- [AVAILABLE DATA]
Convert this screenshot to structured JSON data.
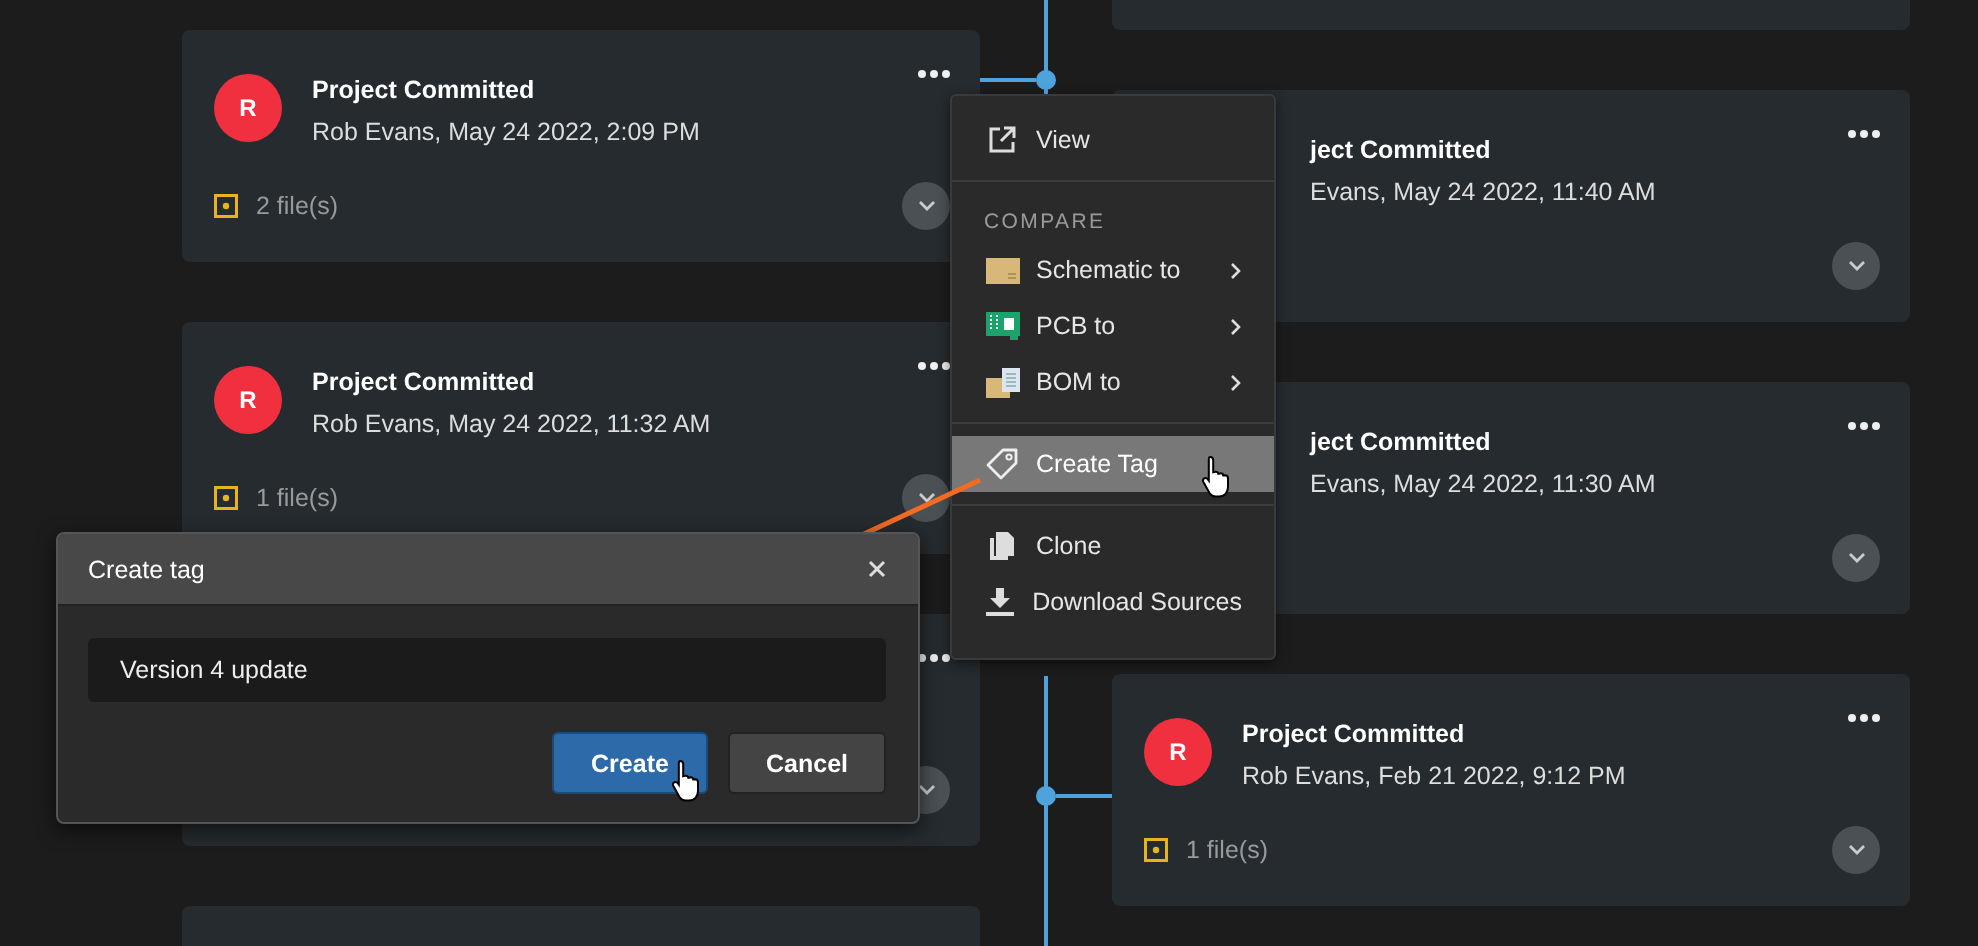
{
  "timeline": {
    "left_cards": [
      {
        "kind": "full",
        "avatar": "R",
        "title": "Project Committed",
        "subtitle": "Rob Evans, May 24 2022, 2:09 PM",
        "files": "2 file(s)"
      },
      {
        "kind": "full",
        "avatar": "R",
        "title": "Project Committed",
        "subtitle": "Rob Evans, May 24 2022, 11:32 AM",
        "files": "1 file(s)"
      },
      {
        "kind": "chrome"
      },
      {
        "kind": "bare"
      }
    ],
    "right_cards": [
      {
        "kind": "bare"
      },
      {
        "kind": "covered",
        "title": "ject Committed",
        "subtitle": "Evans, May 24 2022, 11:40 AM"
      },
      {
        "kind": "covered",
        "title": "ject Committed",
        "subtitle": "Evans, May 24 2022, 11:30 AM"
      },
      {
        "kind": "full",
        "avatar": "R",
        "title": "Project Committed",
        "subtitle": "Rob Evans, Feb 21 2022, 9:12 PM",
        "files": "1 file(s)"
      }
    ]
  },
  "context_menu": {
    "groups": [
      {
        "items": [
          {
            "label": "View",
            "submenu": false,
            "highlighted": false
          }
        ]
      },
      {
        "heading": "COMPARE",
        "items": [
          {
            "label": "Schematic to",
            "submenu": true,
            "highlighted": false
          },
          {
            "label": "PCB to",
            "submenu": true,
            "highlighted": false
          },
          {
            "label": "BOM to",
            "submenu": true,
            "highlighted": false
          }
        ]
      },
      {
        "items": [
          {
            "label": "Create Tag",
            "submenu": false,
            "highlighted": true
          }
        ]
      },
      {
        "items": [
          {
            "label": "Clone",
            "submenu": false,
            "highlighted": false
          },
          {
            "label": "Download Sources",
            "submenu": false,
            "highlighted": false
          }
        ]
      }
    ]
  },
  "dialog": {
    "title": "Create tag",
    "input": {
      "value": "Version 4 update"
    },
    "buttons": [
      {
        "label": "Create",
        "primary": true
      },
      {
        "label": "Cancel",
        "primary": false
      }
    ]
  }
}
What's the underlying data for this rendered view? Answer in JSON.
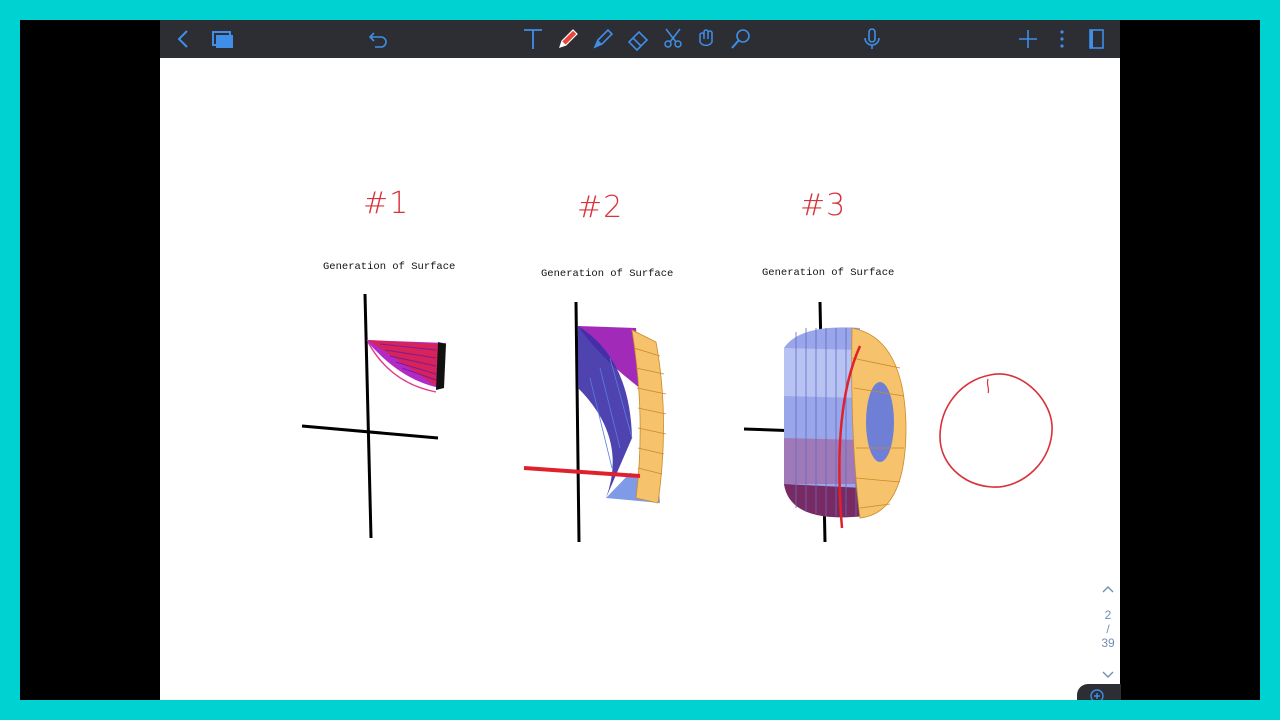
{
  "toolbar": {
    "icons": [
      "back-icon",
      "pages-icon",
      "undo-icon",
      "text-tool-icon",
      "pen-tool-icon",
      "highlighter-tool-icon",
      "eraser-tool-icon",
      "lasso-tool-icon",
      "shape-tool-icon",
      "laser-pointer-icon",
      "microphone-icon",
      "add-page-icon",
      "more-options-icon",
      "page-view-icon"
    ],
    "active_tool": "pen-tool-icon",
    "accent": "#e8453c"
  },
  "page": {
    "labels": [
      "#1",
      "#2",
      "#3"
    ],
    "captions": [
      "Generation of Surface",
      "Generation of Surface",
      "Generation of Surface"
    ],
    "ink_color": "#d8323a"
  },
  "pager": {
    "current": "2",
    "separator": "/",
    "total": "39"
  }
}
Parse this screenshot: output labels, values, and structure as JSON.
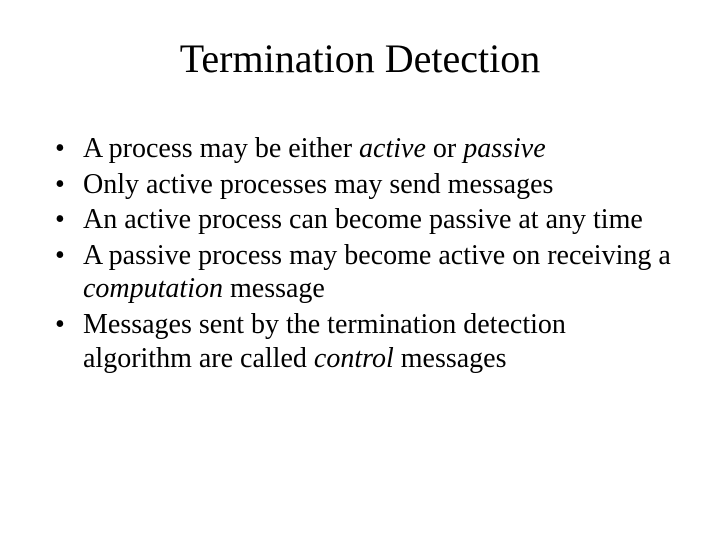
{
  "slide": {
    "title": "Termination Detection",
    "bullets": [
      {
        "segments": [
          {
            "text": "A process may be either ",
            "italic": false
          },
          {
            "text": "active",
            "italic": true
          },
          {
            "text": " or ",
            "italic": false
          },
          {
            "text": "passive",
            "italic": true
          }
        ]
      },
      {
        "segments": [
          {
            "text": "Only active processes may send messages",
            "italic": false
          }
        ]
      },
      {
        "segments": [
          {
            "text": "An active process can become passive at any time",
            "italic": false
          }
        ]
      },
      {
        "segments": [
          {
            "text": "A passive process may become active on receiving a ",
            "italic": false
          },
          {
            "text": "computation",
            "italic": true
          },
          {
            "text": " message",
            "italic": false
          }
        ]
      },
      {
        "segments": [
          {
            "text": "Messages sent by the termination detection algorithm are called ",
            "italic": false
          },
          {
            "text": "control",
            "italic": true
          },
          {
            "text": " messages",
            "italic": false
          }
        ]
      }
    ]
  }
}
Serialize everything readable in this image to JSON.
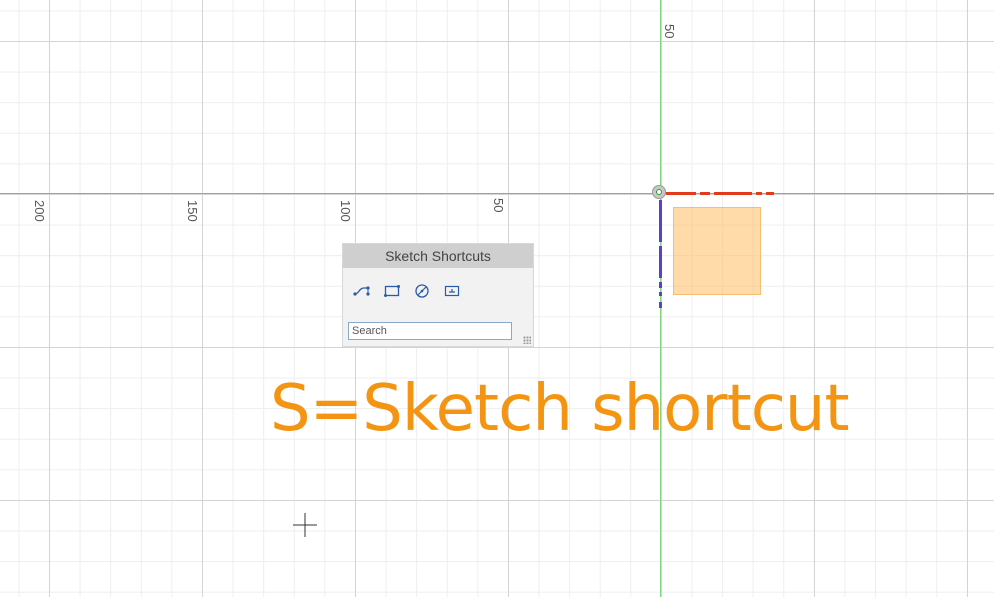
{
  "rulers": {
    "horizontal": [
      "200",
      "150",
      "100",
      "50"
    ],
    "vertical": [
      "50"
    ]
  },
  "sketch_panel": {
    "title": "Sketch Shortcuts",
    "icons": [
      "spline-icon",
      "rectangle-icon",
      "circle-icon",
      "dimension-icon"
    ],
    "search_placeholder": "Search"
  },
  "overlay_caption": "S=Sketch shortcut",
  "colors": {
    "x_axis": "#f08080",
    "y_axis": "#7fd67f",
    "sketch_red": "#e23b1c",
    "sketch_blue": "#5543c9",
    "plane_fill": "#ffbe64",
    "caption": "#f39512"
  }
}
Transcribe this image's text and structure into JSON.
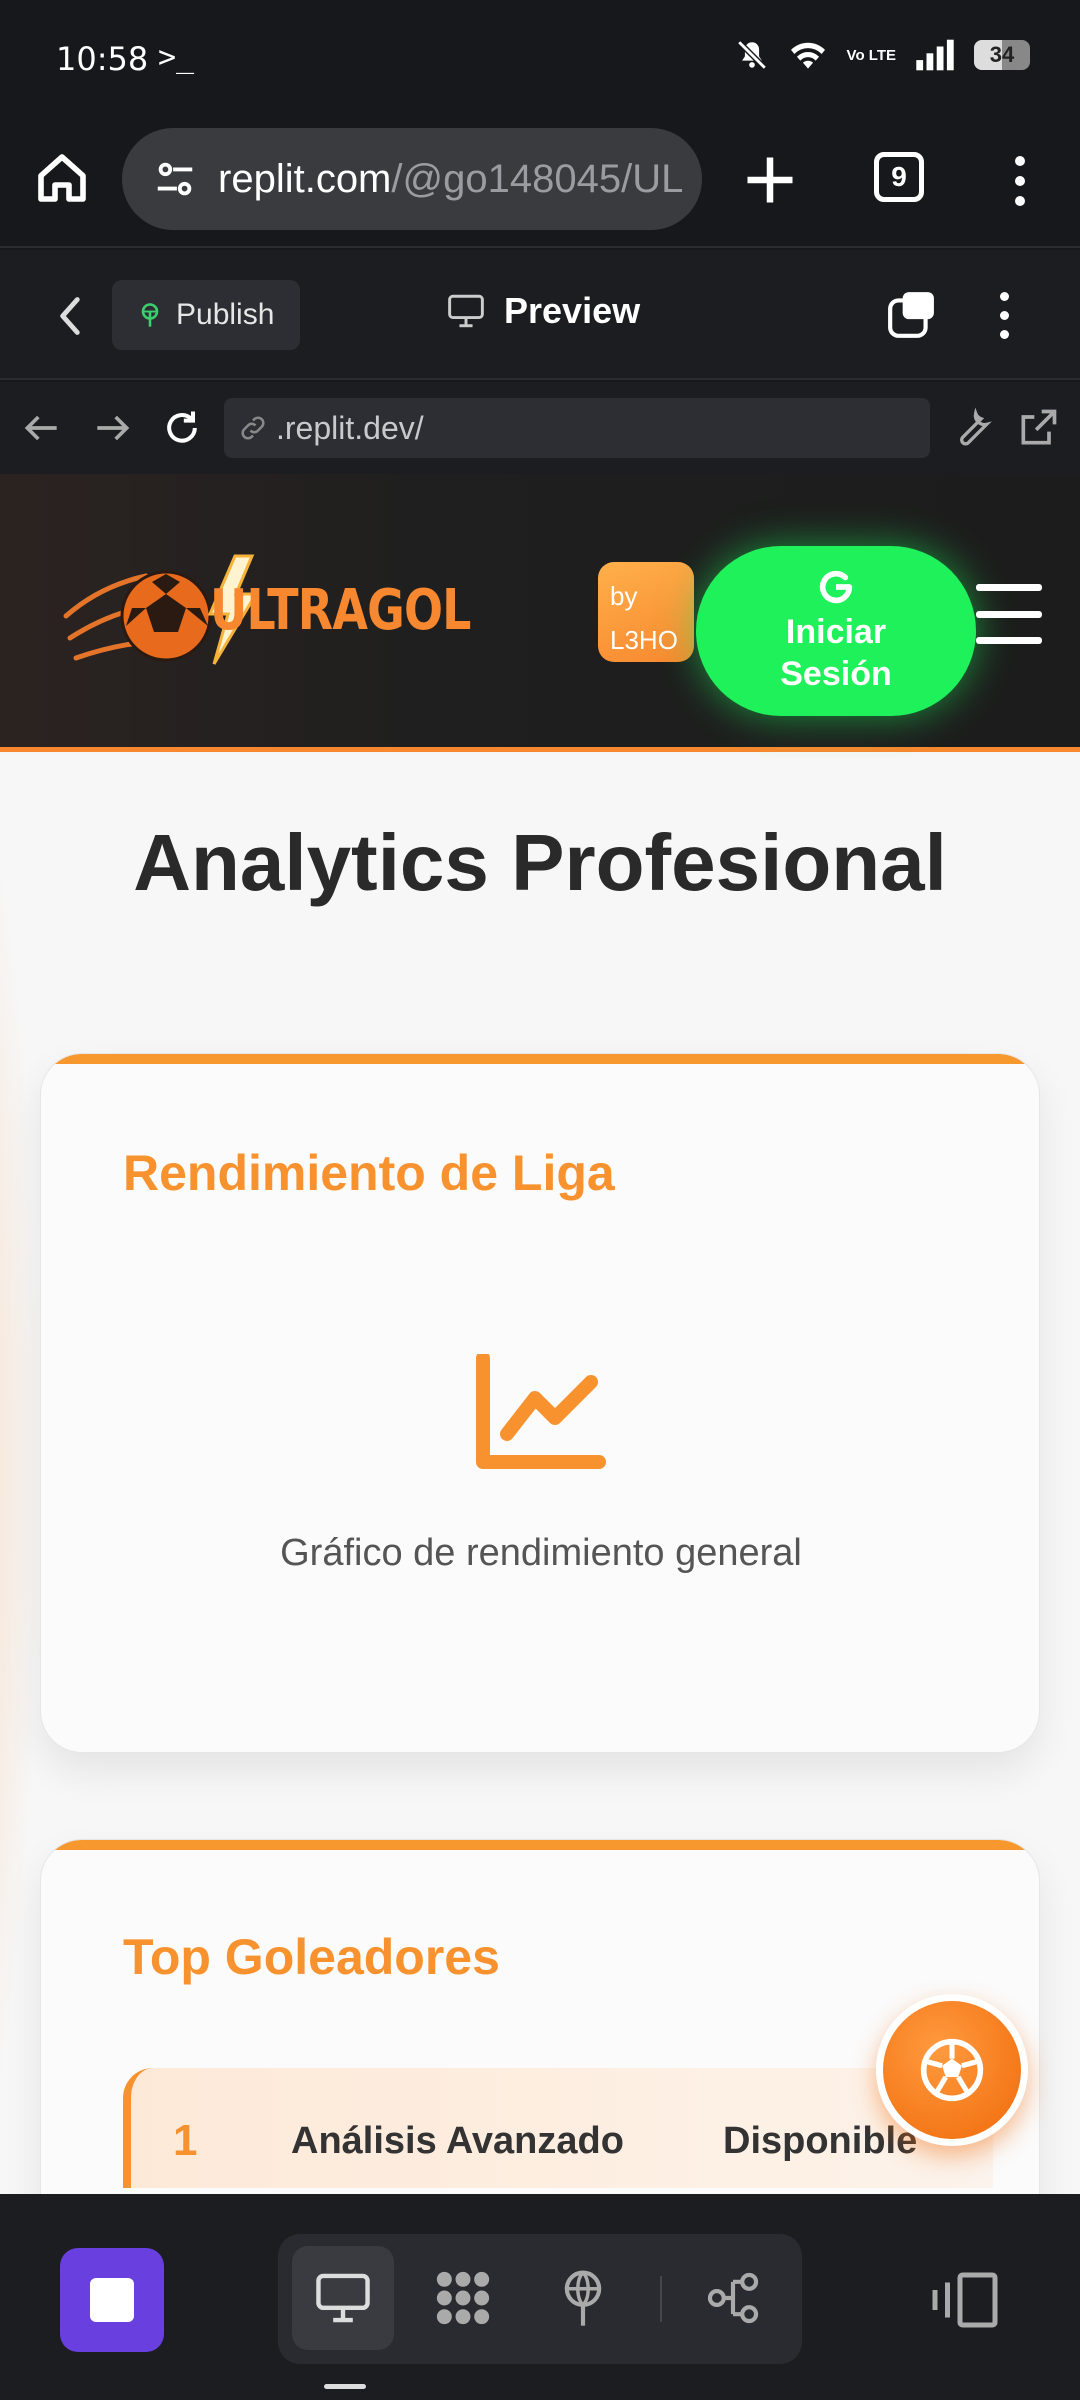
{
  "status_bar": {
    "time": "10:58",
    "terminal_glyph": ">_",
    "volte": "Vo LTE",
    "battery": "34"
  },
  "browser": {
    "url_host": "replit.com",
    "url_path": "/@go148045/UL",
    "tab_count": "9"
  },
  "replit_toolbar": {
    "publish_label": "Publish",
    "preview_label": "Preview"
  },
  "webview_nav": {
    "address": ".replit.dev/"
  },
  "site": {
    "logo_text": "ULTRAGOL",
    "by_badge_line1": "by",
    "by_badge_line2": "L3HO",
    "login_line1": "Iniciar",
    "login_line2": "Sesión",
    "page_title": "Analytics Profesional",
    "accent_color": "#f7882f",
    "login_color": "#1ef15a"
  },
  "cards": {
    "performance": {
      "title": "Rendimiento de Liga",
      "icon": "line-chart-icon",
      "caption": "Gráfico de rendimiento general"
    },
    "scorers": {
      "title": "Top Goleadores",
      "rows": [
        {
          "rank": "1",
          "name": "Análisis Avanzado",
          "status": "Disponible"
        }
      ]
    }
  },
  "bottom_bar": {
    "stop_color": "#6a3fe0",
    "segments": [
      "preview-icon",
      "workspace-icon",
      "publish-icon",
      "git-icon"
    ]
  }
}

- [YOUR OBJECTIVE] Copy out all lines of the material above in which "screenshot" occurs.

- [RESPONSE TO THIS TASK]
Convert this screenshot to structured JSON data.
Parse this screenshot: output labels, values, and structure as JSON.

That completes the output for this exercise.